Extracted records
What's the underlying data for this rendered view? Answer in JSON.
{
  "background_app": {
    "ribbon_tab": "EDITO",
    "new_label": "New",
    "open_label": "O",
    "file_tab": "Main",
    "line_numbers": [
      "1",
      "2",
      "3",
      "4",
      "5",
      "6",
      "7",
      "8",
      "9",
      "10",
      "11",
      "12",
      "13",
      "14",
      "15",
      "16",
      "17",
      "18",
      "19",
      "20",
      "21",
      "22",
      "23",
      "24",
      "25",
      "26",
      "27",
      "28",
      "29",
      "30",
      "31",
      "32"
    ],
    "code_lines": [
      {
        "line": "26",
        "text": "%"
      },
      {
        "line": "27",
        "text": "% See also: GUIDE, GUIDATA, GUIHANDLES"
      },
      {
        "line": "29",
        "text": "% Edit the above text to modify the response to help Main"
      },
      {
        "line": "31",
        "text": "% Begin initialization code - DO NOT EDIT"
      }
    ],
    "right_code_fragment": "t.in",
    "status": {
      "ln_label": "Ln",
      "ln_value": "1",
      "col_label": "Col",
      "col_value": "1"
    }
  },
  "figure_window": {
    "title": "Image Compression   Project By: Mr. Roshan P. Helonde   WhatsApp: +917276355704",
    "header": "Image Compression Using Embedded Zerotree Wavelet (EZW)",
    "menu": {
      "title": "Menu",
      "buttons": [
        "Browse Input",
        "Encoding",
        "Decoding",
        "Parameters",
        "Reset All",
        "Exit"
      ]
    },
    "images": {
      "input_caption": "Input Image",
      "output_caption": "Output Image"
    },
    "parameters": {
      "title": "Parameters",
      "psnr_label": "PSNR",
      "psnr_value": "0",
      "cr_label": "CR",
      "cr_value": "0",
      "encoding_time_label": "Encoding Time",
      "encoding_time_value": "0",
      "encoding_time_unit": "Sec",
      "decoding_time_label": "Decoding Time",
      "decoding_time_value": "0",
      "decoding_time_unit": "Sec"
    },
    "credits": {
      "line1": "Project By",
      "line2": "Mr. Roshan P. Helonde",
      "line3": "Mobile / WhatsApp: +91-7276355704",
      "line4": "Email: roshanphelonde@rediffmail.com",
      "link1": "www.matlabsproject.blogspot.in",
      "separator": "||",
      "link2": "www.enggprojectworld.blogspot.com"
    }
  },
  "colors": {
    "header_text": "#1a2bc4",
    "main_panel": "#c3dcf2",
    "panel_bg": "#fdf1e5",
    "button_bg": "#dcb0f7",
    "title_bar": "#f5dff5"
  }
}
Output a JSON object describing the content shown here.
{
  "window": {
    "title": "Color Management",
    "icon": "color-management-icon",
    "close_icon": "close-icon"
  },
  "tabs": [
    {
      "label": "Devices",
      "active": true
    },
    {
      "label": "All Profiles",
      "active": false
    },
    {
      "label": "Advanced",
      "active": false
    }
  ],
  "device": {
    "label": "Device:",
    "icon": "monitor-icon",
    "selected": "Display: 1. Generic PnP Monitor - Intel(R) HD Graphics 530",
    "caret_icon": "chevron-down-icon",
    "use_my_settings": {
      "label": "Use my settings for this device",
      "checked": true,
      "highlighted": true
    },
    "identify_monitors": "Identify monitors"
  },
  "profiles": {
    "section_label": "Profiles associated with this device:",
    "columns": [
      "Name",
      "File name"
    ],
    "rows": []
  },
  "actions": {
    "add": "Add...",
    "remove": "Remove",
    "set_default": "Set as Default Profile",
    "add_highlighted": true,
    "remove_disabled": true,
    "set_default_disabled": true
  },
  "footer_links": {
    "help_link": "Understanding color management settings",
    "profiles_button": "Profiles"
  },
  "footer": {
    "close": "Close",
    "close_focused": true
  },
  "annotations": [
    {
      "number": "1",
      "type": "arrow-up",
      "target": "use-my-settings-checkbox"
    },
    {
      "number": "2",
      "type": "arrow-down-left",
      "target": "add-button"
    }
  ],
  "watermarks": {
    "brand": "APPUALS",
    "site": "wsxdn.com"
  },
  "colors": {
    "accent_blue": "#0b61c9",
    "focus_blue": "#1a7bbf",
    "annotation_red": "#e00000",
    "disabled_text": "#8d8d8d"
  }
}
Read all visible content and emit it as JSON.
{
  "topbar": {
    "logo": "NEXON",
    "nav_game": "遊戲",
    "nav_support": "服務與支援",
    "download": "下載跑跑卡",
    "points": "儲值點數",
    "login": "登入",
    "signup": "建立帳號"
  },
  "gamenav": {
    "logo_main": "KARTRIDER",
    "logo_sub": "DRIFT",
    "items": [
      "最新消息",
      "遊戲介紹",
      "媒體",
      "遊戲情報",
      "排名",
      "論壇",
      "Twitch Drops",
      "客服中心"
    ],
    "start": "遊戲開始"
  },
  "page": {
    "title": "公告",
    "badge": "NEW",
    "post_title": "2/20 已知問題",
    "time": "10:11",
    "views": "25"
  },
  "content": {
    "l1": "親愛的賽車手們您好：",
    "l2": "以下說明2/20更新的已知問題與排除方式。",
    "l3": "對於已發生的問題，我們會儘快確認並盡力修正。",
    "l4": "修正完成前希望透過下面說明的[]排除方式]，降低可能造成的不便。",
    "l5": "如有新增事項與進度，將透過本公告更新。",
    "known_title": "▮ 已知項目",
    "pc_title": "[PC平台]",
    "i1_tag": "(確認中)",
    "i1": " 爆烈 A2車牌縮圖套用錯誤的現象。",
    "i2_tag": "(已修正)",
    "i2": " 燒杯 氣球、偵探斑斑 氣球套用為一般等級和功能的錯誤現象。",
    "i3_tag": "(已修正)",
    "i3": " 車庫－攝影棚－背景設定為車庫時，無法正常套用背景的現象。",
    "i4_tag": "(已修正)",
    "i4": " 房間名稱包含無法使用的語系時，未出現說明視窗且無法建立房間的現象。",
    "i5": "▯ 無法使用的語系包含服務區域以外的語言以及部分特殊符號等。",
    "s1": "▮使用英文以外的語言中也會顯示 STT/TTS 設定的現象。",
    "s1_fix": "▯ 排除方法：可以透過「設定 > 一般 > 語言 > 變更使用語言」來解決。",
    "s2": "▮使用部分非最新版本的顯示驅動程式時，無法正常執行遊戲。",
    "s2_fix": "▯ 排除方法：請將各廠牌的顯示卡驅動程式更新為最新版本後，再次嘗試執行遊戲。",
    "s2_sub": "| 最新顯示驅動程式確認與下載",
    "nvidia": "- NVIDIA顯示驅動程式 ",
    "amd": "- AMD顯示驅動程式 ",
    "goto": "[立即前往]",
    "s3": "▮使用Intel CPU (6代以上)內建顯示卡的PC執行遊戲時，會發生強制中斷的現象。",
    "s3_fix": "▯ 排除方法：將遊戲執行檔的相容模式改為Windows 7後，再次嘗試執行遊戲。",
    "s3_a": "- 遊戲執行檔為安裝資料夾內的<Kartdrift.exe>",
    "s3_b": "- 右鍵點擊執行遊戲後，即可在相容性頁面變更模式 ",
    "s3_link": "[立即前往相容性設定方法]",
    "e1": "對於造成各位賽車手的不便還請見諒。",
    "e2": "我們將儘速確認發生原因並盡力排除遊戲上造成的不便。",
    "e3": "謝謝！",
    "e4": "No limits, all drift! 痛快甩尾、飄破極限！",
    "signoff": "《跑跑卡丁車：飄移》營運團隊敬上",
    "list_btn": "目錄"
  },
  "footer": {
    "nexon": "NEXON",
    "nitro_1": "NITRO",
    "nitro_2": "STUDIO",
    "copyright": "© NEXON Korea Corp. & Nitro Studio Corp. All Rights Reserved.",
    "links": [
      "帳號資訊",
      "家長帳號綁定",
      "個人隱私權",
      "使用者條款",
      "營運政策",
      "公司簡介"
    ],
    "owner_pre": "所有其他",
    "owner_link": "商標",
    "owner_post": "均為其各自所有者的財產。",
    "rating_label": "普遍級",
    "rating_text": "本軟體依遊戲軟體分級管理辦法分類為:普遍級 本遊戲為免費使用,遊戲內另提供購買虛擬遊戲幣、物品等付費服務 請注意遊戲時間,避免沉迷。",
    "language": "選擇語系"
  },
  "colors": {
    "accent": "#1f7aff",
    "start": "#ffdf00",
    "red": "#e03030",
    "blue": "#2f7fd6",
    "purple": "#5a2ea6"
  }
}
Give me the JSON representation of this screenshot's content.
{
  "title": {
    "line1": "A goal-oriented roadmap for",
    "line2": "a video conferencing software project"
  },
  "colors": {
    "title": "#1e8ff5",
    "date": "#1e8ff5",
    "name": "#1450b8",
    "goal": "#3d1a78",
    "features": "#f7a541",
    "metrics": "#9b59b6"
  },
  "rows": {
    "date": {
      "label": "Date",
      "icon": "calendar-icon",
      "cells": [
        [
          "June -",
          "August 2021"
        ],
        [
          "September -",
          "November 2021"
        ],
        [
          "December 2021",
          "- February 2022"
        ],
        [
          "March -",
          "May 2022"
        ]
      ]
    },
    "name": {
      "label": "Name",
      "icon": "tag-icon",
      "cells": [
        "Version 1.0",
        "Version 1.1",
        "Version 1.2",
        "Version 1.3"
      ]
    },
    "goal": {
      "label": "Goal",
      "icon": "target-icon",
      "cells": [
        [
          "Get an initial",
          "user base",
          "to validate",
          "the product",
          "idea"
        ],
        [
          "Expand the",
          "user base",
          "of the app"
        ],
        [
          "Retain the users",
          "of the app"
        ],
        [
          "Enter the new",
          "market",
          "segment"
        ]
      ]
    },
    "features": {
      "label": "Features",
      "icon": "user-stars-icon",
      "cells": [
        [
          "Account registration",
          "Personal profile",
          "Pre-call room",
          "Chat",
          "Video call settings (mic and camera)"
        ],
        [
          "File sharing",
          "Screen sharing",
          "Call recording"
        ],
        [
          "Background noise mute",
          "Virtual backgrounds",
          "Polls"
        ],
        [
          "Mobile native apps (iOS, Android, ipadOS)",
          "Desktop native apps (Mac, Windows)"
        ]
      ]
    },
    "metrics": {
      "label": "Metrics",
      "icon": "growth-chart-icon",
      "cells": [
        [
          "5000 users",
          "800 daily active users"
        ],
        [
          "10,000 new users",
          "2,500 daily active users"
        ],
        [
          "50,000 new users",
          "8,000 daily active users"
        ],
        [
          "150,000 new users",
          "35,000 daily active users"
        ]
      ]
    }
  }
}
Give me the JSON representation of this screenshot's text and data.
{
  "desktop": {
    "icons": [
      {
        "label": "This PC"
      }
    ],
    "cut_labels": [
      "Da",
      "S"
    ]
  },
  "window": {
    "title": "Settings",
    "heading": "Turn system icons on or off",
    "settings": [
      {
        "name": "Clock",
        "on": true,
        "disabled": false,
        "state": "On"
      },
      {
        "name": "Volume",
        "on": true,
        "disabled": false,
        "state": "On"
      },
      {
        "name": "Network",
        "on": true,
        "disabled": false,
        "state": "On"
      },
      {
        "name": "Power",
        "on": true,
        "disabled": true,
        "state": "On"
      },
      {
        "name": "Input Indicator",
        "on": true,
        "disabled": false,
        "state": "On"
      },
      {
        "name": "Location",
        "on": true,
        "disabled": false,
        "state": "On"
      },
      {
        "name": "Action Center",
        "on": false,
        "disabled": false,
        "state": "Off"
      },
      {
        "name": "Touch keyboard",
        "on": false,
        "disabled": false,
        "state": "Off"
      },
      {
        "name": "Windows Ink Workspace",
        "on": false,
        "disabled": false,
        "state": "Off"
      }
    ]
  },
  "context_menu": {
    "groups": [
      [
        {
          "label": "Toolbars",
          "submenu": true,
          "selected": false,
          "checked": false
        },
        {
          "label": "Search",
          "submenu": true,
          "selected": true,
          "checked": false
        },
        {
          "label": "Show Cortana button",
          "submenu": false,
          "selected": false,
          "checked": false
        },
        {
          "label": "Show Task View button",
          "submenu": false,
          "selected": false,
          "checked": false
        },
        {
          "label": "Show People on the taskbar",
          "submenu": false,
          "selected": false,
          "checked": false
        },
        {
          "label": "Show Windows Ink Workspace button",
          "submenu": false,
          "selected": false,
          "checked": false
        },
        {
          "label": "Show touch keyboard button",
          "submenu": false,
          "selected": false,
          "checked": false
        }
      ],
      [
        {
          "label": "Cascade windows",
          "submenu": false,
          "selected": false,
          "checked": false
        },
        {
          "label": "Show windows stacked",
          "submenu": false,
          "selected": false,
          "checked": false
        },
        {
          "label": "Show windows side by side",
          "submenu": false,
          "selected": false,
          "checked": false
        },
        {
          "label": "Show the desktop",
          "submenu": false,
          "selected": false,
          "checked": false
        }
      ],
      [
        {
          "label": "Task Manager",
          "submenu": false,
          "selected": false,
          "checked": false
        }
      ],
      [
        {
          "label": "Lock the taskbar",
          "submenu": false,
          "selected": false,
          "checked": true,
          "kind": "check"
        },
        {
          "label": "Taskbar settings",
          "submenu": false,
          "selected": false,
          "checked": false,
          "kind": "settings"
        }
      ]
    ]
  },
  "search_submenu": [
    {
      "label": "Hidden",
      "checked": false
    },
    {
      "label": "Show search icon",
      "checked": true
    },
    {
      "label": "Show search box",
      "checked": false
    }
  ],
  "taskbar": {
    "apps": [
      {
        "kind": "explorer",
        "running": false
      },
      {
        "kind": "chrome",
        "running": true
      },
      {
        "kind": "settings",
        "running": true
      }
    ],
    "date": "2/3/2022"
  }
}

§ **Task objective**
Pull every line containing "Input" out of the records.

§ **Final answer**
        "Browse Input",
      "input_caption": "Input Image",
        "name": "Input Indicator",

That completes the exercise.